In 1947, as the post-WWII boom in higher education was taking off, the President’s Commission on Higher Education urged the spread of community colleges to serve students of diverse abilities and interests for minimal cost. Then in 1960, the W. K. Kellogg Foundation initiated an even larger wave of expansion. Declaring community colleges and the practical occupational training they offer to be one of its top priorities, Kellogg made over $50 million in direct grants to community colleges between 1959 and 2001. In addition, the foundation worked with 12 universities—including Stanford, UC Berkeley, UCLA, Michigan, and UT Austin—to establish and fund centers to train two-year college leaders. These Kellogg Junior College Leadership Programs graduated hundreds of future deans and presidents, and became the centerpiece of Kellogg’s success in this area. The ’60s saw the opening of 457 community colleges across the U.S. (an increase of more than 100 percent). This allowed an enormous expansion of educational opportunity as the Baby Boomers reached college age. While less than 2 percent of college freshmen in 1920 were in two-year colleges, by the 1980s these schools served half of America’s collegians.
- George Vaughan, The Community College Story, (Community College Press, 2006)

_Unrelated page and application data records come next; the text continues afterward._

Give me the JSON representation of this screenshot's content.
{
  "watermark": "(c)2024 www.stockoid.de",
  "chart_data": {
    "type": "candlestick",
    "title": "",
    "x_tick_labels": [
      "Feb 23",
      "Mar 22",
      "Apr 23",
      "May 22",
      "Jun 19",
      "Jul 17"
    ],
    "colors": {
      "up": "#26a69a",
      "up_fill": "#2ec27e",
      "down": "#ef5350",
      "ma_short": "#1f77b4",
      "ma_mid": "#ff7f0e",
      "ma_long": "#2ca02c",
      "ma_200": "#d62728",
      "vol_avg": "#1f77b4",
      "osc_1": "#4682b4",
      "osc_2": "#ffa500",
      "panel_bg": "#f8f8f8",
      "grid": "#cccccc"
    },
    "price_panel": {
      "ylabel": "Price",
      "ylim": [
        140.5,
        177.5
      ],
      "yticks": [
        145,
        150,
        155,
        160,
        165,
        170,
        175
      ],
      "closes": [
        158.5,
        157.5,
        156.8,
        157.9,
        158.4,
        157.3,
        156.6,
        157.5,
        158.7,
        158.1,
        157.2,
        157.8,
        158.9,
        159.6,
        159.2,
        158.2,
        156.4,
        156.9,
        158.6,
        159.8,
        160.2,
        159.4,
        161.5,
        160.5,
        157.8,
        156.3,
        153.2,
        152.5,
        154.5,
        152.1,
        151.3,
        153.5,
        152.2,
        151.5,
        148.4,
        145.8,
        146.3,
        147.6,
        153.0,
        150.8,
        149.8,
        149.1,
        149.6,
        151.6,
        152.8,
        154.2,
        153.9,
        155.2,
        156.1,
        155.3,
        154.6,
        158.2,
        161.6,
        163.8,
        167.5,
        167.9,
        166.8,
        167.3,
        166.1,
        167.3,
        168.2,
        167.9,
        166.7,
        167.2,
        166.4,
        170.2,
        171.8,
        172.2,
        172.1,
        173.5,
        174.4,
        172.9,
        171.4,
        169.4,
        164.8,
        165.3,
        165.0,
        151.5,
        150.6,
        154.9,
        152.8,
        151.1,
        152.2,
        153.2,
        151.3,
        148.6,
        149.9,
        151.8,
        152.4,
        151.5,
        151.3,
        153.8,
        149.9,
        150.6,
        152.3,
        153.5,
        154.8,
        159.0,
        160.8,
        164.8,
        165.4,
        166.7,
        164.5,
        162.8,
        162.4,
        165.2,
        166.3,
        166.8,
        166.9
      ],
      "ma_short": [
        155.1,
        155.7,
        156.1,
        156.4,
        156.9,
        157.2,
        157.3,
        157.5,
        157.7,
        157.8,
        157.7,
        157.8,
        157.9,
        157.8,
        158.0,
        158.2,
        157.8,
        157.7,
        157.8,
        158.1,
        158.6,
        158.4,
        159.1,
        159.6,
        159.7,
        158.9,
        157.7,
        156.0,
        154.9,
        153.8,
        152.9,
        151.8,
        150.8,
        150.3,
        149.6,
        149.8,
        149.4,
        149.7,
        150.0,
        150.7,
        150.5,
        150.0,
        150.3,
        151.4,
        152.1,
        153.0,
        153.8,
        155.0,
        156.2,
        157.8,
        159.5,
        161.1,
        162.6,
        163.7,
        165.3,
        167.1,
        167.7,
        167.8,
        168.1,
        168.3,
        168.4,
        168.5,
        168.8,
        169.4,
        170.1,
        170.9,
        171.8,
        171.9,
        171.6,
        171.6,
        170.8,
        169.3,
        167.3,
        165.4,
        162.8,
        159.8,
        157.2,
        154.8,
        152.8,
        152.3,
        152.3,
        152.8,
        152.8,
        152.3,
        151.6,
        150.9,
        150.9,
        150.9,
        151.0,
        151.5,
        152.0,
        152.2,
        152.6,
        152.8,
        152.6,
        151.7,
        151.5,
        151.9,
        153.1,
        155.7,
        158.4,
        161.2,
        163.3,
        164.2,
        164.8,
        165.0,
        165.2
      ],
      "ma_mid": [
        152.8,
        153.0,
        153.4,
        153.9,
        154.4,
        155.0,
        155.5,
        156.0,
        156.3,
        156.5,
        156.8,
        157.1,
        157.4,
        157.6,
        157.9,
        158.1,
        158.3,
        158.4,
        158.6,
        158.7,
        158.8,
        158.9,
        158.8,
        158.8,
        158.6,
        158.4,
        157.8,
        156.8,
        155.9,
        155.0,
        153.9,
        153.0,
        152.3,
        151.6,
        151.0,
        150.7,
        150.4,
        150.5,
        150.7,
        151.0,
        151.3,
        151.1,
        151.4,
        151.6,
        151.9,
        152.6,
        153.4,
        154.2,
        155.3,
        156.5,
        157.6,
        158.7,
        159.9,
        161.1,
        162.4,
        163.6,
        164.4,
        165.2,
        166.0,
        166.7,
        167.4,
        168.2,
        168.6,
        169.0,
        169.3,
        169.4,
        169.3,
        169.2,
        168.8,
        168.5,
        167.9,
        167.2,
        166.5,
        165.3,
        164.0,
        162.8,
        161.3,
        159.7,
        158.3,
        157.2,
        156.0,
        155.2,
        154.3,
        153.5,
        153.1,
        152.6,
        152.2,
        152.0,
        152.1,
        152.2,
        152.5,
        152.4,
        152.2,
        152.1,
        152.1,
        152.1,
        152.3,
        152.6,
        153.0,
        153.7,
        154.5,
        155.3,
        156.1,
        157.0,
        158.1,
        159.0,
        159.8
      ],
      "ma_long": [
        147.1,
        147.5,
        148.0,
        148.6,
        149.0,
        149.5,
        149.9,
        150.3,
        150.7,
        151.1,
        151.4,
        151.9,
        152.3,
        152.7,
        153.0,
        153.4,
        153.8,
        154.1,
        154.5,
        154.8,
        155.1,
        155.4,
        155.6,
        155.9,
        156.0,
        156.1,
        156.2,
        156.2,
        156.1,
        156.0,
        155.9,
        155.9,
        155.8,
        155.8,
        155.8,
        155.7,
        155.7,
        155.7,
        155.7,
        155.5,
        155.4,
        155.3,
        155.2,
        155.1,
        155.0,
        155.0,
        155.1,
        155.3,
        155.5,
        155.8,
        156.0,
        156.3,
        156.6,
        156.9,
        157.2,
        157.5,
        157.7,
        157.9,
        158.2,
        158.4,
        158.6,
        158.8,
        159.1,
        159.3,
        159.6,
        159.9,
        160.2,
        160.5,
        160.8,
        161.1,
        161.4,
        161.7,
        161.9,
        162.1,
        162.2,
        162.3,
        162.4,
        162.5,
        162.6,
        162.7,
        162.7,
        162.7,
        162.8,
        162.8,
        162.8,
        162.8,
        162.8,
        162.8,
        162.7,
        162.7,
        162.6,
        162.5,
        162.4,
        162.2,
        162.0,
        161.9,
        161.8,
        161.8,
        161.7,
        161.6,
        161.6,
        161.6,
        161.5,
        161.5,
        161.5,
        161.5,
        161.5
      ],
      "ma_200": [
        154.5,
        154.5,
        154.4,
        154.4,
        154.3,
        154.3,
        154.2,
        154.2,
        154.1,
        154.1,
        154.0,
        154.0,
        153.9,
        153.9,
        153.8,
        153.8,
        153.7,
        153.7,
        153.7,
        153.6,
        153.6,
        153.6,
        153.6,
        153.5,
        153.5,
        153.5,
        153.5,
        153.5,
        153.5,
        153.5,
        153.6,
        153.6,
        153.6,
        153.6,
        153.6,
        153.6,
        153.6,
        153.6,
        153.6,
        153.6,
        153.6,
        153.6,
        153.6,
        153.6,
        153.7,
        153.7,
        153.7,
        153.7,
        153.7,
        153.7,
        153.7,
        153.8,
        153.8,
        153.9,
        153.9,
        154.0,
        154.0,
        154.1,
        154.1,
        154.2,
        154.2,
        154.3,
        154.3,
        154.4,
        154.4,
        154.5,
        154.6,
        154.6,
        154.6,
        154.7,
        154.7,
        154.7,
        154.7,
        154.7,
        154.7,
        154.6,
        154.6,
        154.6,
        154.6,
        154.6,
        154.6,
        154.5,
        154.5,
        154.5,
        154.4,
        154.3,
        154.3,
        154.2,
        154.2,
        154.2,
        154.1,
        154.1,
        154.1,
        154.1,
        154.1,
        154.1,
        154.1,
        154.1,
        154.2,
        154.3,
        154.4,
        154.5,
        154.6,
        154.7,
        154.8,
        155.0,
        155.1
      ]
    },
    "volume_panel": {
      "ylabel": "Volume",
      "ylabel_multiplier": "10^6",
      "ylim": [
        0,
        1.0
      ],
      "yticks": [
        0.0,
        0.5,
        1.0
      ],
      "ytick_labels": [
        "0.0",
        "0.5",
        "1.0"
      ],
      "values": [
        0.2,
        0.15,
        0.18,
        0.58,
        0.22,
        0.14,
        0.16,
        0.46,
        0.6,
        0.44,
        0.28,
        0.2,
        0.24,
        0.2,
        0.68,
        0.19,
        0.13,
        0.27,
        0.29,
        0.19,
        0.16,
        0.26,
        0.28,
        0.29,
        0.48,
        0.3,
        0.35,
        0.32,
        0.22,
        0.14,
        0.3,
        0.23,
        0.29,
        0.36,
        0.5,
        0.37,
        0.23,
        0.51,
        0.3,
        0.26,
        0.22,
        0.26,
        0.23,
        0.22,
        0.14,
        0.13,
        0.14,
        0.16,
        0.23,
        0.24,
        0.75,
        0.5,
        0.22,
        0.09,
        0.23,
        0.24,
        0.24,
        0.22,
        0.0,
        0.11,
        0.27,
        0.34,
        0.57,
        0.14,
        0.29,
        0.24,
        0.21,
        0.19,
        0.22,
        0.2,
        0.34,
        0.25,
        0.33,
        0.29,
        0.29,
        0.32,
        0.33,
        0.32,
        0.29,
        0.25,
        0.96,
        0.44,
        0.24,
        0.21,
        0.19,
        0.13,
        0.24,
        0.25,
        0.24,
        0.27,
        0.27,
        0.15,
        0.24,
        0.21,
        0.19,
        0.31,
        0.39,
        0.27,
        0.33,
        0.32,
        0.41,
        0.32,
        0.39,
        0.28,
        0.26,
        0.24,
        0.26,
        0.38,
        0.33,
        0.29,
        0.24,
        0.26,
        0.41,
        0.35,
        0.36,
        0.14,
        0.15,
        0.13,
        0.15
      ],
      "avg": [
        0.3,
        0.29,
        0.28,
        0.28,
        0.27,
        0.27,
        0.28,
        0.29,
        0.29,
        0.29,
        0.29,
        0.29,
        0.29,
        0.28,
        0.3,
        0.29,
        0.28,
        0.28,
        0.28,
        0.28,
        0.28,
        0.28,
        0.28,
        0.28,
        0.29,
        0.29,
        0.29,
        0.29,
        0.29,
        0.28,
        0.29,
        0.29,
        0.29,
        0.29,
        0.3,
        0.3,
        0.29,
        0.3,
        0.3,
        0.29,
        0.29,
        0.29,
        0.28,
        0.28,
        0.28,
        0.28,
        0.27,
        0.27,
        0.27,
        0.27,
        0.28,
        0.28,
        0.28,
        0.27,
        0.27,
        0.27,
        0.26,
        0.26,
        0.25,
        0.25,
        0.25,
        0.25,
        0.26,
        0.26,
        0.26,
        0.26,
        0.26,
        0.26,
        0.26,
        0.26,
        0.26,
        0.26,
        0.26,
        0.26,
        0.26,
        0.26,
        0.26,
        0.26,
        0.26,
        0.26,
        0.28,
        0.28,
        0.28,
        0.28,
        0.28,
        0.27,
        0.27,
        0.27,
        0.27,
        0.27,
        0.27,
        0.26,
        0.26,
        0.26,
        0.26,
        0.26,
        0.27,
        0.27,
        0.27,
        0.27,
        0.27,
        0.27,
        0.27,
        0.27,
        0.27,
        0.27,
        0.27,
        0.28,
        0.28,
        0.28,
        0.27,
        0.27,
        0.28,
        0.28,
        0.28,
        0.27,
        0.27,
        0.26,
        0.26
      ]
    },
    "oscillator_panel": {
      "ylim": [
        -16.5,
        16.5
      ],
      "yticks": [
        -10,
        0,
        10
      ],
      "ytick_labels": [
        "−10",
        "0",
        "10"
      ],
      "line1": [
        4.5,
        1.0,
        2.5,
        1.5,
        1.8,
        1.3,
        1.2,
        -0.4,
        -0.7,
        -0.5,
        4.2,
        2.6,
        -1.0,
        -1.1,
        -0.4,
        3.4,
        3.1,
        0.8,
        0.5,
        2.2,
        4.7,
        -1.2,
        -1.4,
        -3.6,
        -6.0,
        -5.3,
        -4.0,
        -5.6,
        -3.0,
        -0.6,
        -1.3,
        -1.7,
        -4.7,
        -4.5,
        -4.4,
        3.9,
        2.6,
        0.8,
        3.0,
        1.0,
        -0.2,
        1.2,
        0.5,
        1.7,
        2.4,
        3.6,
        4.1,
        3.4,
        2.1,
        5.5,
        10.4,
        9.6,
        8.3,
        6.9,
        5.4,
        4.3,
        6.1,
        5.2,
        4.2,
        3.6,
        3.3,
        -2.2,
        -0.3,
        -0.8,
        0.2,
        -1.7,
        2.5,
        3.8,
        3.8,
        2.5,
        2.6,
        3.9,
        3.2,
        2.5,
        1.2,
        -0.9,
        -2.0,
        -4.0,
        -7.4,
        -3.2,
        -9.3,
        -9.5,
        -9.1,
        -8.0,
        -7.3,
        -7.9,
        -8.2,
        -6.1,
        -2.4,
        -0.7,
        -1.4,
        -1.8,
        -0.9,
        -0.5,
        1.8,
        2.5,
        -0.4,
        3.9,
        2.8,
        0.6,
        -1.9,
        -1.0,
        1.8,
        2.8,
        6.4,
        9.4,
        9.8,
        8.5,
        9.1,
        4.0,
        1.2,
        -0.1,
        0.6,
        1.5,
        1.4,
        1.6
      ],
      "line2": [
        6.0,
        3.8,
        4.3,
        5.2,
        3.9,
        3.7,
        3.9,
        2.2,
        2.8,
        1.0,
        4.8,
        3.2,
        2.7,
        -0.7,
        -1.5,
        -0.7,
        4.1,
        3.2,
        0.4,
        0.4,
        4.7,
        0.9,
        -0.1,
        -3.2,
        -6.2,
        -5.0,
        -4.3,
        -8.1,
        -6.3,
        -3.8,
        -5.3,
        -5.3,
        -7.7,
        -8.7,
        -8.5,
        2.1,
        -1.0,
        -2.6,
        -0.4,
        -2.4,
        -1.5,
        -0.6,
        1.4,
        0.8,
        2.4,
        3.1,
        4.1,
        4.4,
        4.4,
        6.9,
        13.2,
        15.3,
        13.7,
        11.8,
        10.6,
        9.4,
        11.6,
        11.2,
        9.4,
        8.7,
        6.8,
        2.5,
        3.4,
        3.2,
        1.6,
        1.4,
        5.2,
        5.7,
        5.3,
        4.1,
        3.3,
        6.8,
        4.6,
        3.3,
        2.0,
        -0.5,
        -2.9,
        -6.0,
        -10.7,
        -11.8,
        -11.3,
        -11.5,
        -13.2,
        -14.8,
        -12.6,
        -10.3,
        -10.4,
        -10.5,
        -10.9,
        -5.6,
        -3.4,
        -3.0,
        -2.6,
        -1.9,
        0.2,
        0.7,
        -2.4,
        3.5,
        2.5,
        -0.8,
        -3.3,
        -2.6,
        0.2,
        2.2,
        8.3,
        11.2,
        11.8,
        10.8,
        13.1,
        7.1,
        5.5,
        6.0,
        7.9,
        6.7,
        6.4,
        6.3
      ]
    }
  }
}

- Arthur Cohen and Florence Brawer, The American Community College, (Jossey-Bass, 2008)